The little Wiener dog (known to us in the UK as a dachshund) is the real star of this movie. He wanders through from owner to owner with a change of name each time, often being taken up by someone who doesn’t bring much joy to the long dog with short legs.
Initially the dog is bought by a father (Tracy Letts) for his sick son. His wife (Julie Delpy) is not keen on dogs and they leave him almost dead at the vet’s after he goes for an operation. Rescued by the vet’s assistant (Greta Gerwig), she takes him is on a trip with her boyfriend (Kieran Culkin). He is then handed over to the boyfriend’s Downs Syndrome brother.
Following an amusing, very short and somewhat strange “Intermission” when we hear the Wiener-Dog song and see the dog walking in front of famous tourist spots, we next see the little dog with an unsuccessful screenwriter (Danny DeVito) who also teaches at a film school where the students make fun of him. There is an incident with a bomb attached to the poor dog before we progress to the Wiener-dog’s final owner, an elderly blind lady (Ellen Burstyn). Now called Cancer, the little dog moves on not terribly happily, I’m afraid.
The cast of well-known actors are all excellent in their parts. While they may have different acting styles director Todd Solondz manages to use them all as individuals and yet keep them as part of his overall story. It helps, of course, that the film is made up of different segments so that the actors work just on their own particular tale. It’s unusual to see Greta Gerwig in a non-comedic role as the sympathetic vet’s assistant who takes pity on the dog and saves his life. She gives a subtle performance without flamboyance, as, indeed, does Danny DeVito who suffers as a failed screenwriter who has to listen to pitches from youngsters. Ellen Burstyn is believably bad tempered in her portrayal of an old lady listening to her granddaughter (Zosoia Mamet) who gives lots of reasons for not visiting recently and just says she now wants to see her grandmother. Burstyn soon realises why the girl has come and asks, “How much do you want?”
It’s a quirky black comedy – but without a lot of humour – in which the long dog with very short legs suffers at the hands of his various owners. The dog moves with dignity and, although he never speaks, seems to convey an inherent sadness.

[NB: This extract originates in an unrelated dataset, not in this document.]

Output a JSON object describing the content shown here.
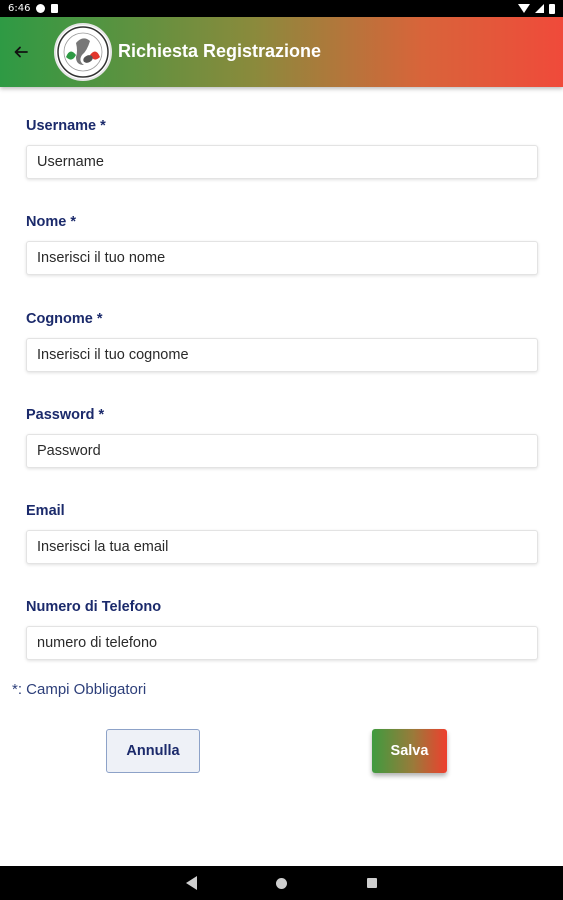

Well worth watching, the film is available now on DVD.
Review by Carlie Newman